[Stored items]
((

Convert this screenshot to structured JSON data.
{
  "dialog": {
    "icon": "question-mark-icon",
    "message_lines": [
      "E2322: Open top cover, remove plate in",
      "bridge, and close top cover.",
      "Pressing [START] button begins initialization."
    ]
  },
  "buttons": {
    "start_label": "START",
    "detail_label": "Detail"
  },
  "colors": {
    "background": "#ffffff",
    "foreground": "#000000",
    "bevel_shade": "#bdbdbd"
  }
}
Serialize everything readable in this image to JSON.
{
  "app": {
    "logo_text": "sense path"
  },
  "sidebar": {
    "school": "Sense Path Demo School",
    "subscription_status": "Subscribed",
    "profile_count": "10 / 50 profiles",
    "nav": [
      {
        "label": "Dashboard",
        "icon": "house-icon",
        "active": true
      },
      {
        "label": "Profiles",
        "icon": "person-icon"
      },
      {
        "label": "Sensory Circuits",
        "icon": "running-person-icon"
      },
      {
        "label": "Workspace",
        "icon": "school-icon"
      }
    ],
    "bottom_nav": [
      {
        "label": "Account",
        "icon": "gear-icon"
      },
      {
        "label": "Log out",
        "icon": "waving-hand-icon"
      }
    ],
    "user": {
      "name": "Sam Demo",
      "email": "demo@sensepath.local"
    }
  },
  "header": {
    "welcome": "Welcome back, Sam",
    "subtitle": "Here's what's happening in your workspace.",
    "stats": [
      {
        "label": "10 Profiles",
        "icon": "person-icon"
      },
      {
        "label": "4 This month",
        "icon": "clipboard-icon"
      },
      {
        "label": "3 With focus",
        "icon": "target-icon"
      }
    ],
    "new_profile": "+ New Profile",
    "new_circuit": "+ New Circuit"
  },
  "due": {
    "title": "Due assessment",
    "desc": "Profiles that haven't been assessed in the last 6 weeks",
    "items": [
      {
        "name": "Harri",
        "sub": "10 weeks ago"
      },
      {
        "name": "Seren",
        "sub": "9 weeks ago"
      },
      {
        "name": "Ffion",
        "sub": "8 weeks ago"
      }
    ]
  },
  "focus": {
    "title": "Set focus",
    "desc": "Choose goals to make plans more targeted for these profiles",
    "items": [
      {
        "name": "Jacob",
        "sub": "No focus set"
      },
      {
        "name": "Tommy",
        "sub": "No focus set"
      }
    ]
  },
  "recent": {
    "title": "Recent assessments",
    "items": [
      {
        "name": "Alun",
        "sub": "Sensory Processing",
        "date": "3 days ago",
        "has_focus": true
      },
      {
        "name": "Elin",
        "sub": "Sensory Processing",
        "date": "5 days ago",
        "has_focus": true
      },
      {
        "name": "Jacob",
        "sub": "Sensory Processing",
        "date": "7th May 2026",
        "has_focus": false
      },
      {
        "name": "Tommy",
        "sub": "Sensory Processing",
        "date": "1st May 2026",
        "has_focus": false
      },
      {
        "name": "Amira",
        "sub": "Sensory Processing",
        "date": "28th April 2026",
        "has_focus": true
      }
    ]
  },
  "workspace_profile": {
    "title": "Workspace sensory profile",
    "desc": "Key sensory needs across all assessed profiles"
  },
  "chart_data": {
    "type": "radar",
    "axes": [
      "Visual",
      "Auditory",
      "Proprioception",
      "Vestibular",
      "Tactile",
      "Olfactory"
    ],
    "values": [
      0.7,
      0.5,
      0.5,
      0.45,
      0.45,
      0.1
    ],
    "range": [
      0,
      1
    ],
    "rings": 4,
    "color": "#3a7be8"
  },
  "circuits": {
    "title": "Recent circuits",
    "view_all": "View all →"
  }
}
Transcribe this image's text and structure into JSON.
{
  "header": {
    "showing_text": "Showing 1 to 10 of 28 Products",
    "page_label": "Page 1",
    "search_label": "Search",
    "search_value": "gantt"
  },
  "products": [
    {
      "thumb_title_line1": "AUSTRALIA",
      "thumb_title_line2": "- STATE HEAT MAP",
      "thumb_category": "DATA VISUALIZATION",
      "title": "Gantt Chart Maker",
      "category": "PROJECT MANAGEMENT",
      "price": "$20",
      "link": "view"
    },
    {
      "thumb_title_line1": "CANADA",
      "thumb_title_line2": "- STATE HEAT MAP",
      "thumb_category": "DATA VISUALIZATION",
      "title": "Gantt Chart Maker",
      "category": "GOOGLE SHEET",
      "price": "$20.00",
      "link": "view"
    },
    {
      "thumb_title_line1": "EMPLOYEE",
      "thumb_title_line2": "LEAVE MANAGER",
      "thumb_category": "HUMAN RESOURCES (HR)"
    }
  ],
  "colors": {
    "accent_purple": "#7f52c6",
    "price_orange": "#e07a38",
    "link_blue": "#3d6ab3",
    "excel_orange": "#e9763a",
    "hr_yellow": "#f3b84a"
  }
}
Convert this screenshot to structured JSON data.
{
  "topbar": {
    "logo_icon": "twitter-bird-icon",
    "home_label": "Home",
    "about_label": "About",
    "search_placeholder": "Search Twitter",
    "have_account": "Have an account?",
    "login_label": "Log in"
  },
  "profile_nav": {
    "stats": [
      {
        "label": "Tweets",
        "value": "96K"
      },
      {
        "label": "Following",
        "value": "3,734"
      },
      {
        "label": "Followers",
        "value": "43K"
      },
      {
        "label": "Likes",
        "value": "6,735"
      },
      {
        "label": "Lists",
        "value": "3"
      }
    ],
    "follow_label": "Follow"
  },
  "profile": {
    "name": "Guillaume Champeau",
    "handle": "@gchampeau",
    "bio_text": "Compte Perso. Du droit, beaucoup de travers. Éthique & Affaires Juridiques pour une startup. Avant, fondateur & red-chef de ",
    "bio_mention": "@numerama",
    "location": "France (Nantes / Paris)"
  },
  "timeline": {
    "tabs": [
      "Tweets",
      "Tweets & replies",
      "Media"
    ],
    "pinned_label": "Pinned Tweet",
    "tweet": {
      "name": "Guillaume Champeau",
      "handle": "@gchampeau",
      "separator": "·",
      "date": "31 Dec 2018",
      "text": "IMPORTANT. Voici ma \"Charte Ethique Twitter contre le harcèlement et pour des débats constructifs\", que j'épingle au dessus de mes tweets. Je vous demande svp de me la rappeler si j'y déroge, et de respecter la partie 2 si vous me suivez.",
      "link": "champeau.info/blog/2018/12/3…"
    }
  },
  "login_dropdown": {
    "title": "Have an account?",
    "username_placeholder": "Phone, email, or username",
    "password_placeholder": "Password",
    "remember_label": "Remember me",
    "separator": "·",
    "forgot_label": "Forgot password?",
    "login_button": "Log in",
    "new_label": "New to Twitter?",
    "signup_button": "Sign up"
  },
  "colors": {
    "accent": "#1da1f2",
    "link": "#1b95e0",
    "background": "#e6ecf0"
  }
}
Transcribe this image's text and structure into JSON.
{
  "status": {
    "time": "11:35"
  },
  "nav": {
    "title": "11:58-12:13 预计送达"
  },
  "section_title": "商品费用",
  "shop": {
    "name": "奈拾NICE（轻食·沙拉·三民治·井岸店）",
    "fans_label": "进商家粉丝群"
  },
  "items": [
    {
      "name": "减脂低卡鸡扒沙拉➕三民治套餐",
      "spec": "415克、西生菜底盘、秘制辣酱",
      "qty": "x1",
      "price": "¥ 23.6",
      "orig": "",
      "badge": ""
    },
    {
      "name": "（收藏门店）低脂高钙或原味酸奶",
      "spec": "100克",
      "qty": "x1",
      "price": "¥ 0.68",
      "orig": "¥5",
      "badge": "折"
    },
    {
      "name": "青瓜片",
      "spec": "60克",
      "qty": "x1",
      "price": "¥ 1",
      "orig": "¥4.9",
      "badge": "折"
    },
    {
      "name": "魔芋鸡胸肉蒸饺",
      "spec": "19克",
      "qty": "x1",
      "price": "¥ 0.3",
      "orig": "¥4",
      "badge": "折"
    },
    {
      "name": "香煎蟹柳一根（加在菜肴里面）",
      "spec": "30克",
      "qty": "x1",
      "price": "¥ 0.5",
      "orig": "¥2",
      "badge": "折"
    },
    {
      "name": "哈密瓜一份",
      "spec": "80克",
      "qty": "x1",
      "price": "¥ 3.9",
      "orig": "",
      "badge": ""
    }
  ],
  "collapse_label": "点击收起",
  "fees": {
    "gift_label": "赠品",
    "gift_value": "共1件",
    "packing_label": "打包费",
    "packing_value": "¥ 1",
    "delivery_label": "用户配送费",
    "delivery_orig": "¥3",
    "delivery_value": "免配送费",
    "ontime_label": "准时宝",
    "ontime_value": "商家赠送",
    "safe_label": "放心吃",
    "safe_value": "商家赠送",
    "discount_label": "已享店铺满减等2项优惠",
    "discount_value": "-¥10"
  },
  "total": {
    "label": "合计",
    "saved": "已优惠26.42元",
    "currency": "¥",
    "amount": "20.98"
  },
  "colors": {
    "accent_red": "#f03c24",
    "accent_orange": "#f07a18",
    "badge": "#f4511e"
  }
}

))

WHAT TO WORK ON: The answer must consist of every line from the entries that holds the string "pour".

THE COMPLETED TASK:
    "bio_text": "Compte Perso. Du droit, beaucoup de travers. Éthique & Affaires Juridiques pour une startup. Avant, fondateur & red-chef de ",
      "text": "IMPORTANT. Voici ma \"Charte Ethique Twitter contre le harcèlement et pour des débats constructifs\", que j'épingle au dessus de mes tweets. Je vous demande svp de me la rappeler si j'y déroge, et de respecter la partie 2 si vous me suivez.",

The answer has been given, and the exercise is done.